Predatory lending is a defense to foreclosure; it is not an affirmative claim that would entitle a borrower to damages from the lender.
Difference between foreclosure defenses and claims for damages
As discussed in my last post, in the Aubut case the Connecticut Appellate Court recognized that predatory lending is a defense to foreclosure. The defense depends on what the lender new or should have known at the time it made the loan. Though predatory lending might give rise to a claim for money damages against the lender that made the loan, the foreclosing plaintiff is rarely that. Most often, because of the prevalence of mortgage securitizations, the foreclosing plaintiff is an assignee of the loan. The question thus becomes whether you can hold a mortgage loan assignee liable for damages for what the original lender knew or should have known. The Aubut court answered “no.” The foreclosing plaintiff in that case was the ultimate assignee of the loan. The court noted that an assignee takes the loan subject to all defenses that might have been asserted against the assignor. But the assignee does not take the loan subject to the assignor’s liabilities unless the assignee expressly assumes those liabilities. Since the plaintiff had not assumed any liabilities, predatory lending could be a defense to foreclosure but not a counterclaim for damages.

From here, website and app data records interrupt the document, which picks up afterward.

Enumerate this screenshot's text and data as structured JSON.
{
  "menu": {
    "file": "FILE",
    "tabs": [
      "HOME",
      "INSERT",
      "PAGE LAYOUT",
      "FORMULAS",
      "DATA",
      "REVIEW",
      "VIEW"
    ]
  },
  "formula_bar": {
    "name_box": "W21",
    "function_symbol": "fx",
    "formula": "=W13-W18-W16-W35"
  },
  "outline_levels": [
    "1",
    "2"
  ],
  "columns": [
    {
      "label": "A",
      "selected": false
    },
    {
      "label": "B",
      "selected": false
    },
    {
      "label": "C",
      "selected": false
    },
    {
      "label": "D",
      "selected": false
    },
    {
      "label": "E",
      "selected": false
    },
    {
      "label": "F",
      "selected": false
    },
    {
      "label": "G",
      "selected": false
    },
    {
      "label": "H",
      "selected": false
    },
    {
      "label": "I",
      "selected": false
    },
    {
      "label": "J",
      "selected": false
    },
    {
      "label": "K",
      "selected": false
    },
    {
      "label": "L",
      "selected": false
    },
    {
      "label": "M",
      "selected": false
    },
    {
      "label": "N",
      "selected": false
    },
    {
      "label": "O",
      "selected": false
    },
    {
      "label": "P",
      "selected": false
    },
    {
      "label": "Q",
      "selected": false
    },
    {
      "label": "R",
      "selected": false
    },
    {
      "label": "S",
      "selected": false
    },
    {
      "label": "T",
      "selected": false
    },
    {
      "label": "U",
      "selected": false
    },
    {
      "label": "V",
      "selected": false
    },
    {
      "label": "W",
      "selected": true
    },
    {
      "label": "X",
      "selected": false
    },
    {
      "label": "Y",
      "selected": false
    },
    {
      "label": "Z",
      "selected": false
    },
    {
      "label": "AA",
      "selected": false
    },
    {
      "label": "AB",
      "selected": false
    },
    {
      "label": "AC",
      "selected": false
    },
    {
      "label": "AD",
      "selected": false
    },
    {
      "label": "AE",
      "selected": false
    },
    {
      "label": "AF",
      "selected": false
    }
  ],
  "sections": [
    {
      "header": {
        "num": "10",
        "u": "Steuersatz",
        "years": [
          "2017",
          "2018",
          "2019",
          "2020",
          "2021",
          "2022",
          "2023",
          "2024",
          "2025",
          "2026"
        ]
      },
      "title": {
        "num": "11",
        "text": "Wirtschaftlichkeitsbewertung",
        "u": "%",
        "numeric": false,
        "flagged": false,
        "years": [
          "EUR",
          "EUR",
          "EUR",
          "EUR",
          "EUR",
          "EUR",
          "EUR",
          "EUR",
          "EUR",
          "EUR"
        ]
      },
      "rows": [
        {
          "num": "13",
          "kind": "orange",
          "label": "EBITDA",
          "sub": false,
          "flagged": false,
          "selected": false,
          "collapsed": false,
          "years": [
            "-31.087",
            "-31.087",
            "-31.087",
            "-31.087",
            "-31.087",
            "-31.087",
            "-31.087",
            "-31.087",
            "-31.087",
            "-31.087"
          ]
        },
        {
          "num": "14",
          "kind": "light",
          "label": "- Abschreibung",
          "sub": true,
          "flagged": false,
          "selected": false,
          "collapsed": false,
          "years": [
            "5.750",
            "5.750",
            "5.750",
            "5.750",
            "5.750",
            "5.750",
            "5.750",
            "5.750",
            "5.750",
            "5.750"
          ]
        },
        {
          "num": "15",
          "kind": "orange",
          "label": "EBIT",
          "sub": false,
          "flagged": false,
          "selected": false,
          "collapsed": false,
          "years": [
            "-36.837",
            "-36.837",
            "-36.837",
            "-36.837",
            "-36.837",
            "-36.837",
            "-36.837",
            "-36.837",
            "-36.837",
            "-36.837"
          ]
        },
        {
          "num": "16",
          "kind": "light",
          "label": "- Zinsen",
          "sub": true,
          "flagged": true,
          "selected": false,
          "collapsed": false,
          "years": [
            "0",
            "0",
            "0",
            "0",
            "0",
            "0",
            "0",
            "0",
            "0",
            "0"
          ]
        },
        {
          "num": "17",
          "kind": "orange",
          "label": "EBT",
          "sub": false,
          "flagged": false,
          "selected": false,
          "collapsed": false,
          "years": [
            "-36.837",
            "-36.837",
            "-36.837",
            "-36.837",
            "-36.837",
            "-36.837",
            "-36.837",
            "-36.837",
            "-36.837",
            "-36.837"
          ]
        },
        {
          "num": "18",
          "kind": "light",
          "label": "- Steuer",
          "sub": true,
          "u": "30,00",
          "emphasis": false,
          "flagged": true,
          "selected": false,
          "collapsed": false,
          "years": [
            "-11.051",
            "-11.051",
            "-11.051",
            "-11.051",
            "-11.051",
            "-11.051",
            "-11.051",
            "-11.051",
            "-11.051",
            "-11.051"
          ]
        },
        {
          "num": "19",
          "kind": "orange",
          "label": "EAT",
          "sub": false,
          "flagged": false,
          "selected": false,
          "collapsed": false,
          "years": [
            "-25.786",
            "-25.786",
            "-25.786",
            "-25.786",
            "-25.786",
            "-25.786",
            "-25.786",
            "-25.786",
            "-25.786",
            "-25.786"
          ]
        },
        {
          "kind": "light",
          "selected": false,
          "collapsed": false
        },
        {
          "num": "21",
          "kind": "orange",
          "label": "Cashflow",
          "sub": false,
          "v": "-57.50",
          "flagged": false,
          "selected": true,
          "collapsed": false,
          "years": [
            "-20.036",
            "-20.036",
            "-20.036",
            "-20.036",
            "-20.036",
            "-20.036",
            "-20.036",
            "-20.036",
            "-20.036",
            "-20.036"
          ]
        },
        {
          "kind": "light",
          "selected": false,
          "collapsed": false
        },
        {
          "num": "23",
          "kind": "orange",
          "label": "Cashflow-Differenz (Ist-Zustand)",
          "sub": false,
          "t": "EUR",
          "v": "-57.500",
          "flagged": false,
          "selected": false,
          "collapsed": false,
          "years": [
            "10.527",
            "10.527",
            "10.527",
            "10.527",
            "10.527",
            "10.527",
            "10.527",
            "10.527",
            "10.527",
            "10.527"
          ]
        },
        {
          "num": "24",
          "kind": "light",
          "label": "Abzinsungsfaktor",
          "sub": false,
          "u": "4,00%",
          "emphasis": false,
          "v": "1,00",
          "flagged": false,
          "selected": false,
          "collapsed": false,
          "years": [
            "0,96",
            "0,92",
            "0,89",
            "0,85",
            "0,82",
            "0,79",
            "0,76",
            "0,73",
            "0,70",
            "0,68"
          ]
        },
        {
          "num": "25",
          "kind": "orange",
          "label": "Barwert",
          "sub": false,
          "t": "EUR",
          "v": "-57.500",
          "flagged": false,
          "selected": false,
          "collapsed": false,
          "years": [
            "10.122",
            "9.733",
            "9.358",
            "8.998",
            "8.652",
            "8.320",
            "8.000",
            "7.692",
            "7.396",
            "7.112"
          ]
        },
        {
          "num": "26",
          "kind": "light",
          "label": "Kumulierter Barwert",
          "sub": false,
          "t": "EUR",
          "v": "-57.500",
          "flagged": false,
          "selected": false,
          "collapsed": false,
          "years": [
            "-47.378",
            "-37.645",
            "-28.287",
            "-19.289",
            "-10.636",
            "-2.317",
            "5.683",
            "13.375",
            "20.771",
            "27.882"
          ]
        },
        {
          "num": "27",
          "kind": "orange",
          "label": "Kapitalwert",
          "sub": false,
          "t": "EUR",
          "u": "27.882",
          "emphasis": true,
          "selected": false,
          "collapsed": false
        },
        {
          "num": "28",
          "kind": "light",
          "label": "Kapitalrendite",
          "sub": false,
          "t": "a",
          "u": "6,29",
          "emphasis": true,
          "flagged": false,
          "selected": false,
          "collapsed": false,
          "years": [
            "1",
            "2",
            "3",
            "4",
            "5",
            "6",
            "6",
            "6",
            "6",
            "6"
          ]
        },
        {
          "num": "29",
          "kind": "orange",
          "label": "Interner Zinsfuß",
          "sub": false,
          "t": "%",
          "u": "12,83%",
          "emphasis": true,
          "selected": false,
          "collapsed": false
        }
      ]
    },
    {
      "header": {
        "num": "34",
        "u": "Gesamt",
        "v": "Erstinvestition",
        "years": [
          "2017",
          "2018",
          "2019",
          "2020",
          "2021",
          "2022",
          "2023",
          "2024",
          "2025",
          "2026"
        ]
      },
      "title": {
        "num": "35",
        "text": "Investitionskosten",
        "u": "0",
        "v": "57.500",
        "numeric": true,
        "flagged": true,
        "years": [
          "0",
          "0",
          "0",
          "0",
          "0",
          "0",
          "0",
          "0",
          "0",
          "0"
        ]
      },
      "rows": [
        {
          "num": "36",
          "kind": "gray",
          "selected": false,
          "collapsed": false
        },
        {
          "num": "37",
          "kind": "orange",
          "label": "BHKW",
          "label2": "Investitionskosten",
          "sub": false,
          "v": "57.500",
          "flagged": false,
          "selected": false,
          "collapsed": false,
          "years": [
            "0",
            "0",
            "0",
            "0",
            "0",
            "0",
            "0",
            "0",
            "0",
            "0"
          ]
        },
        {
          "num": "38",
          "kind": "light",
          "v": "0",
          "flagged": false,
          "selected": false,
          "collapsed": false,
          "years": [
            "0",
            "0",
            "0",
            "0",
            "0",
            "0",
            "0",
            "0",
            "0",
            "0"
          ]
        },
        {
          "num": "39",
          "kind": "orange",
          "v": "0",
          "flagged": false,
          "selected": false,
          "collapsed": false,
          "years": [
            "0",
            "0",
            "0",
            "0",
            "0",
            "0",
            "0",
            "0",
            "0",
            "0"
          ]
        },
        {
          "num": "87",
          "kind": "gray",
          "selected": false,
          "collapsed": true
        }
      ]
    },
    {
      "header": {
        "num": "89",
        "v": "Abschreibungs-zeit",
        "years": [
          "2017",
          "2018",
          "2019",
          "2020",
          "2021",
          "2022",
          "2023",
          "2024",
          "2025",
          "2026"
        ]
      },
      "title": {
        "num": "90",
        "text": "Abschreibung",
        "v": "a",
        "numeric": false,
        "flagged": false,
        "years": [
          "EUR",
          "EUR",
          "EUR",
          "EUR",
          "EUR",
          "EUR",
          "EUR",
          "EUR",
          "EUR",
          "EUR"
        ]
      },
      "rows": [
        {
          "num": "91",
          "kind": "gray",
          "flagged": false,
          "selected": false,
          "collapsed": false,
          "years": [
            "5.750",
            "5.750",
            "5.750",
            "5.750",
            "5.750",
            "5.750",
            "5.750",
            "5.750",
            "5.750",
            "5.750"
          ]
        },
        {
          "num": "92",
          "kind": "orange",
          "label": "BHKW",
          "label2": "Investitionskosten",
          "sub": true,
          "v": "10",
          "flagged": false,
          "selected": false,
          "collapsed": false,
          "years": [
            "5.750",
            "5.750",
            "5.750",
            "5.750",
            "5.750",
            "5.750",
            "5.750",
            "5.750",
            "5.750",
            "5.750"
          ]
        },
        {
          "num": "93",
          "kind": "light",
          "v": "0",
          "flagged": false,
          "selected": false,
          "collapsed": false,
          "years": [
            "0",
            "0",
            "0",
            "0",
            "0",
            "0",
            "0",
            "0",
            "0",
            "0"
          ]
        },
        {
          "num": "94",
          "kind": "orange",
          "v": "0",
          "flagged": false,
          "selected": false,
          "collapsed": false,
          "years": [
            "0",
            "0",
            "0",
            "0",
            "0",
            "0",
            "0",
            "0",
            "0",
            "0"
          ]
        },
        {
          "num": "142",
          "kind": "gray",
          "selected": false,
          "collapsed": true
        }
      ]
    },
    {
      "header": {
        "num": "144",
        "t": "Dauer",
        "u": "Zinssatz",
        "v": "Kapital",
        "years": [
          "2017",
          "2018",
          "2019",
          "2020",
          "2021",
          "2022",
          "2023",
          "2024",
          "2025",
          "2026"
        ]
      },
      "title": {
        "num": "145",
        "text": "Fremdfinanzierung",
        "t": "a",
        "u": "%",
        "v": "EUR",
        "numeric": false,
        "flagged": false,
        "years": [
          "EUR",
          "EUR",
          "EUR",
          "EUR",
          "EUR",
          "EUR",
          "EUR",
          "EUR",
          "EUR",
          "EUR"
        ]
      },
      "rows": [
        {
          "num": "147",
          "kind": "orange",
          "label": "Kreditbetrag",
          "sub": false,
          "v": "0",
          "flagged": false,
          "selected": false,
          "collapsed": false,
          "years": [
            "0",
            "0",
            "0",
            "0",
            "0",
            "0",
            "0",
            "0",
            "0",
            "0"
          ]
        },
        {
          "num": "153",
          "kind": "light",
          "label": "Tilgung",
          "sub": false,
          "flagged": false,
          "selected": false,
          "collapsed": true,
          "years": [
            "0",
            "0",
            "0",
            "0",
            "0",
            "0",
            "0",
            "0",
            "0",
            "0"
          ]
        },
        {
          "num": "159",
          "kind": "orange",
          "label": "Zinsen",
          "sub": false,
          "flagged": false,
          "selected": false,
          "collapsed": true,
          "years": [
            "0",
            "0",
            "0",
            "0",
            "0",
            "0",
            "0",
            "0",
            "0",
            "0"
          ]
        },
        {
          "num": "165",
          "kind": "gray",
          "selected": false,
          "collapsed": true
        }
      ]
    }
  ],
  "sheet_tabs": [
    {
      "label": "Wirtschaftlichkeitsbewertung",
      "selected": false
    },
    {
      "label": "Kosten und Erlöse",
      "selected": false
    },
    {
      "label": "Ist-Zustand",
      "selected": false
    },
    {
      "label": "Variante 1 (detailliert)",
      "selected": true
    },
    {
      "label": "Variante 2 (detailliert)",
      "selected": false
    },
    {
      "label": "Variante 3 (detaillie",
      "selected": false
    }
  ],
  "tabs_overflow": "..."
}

Distinction is good for borrowers
This is a significant distinction. If it were a counterclaim instead of a defense, the courts likely would offset the damages the bank would have to pay against the amount the borrower owed on the loan. But that just reduces the debt. Since most large lenders do not pursue the borrowers for deficiencies between the amount owed and the property value in any event, the offset would be a Pyrrhic victory at best for the borrower. What borrowers really want is to save the property. A counterclaim can’t do that; this predatory lending defense can.